   Photopheresis

Description of Procedure:

Photopheresis is a medical procedure in which blood is collected into a specialized machine and separated by centrifugation into white blood cells and the other components of blood. The white blood cells are then treated with a medication called methoxsalen (8-MOP), which makes them sensitive to ultraviolet light. The treated white blood cells are exposed to an ultraviolet light (UVA) inside the machine and returned to the patient.

Rationale for the Procedure:

In certain conditions like Graft Versus Host Disease (GVHD), Cutaneous T-cell Lymphoma or organ transplant rejection, medications alone are often not effective. The addition of photopheresis for these diseases may improve symptoms. It is not known exactly how photopheresis works; it is thought that the procedure changes the activity of the immune system. This alteration of the immune system can help decrease symptoms or treat transplant rejection.

Venous Access:

In some cases photopheresis can be performed using needles that are placed in each arm. The blood is removed from one arm and returned through the other arm. In patients with small or fragile peripheral veins, a central venous catheter may be necessary.

Duration:

The duration of the procedure varies from patient to patient. Generally, this procedure takes 1.5-4 hours to complete.

Risks and Side Effects:

Photopheresis is generally safe and well tolerated, but side effects can occur. Possible side effects include fatigue, decreased blood pressure during the procedure, dizziness, temporary increase in itching, and low grade fever.

Diseases for Which the Procedure is Used:

Photopheresis is used to treat conditions such as Cutaneous T-cell Lymphoma, transplant rejection, and GVHD.

Number of Procedures that are Required:

The number and length of treatments vary depending on the disease being treated, the severity of symptoms, and the response to photopheresis. Your physician will determine your treatment plan. Response to treatment is gradual and can take weeks to months to be noticeable. It is important to continue with treatment.

Other Considerations:

Methoxsalen makes patients more sensitive to sunlight for 24 hours after treatment.

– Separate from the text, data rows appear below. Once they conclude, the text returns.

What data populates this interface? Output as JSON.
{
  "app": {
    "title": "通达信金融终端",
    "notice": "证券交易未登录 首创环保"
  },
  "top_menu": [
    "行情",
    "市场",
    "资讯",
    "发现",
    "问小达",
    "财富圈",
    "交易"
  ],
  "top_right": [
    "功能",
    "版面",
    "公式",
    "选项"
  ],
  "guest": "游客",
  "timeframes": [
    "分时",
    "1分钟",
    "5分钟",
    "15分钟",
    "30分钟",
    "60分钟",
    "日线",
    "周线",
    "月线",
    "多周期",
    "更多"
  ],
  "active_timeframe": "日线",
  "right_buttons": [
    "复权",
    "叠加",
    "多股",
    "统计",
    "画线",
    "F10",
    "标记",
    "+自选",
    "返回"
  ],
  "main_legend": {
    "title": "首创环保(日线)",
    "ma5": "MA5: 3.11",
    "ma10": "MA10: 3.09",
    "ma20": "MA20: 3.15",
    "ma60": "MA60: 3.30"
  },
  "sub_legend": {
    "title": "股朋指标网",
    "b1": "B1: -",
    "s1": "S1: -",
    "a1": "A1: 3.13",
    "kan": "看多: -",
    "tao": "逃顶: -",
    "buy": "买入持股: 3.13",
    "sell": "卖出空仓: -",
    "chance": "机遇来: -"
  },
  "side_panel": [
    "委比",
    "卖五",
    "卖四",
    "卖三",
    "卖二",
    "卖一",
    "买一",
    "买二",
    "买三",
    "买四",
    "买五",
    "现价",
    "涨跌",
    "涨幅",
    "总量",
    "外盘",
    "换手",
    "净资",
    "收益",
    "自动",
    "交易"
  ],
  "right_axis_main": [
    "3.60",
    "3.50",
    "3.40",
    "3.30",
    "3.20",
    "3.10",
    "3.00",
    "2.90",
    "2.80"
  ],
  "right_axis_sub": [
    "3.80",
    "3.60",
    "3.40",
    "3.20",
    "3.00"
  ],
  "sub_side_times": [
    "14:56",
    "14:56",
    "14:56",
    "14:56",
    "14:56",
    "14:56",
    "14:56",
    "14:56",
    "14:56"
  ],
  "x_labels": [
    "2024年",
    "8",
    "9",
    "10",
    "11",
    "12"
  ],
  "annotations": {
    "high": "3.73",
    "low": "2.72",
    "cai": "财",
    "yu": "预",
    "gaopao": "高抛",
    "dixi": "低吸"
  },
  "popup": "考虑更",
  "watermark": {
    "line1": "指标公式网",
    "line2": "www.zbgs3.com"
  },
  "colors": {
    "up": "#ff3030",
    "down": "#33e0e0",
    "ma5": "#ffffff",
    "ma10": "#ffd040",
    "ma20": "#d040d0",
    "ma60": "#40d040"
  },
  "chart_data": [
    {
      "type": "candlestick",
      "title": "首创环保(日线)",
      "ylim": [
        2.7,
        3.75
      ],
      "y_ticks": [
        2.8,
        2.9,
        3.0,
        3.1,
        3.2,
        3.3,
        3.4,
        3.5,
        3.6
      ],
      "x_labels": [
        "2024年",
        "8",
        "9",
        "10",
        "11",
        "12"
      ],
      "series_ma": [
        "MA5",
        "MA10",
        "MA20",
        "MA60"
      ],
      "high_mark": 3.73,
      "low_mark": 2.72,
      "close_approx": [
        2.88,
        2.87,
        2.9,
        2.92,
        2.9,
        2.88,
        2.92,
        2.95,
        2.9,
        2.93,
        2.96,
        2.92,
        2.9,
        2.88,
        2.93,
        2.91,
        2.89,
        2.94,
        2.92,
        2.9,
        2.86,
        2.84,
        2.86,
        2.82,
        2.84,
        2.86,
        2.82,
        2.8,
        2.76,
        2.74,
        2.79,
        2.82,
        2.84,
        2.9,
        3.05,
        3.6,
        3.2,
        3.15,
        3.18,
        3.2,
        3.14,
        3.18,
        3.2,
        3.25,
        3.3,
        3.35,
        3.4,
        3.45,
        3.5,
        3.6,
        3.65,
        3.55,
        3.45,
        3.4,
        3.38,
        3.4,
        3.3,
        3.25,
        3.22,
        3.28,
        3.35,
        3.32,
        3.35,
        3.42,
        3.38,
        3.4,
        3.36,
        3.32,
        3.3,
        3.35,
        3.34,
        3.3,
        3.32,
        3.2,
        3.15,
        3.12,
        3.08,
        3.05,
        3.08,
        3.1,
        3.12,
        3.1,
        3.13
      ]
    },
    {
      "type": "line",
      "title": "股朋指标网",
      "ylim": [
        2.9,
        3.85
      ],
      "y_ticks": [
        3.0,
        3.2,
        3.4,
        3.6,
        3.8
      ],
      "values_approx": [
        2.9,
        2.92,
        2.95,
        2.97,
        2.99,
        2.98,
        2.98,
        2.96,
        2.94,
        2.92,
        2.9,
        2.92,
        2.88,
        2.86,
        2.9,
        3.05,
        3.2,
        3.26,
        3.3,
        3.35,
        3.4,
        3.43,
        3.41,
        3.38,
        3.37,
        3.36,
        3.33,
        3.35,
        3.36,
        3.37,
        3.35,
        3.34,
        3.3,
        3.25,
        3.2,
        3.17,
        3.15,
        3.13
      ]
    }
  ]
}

It is important to avoid sunlight, wear sunscreen when exposed to sunlight, and wear UVA protective eyewear during this time.

   Videos

 

♦  THERAKOS® CELLEX® Photopheresis System
 

♦  Therakos Cellex: Mechanism of Action
 

   Medication Order Forms

 

♦  Standing Orders/PRN Medication

 

♦  Apheresis Photopheresis NP Daily Order Sheet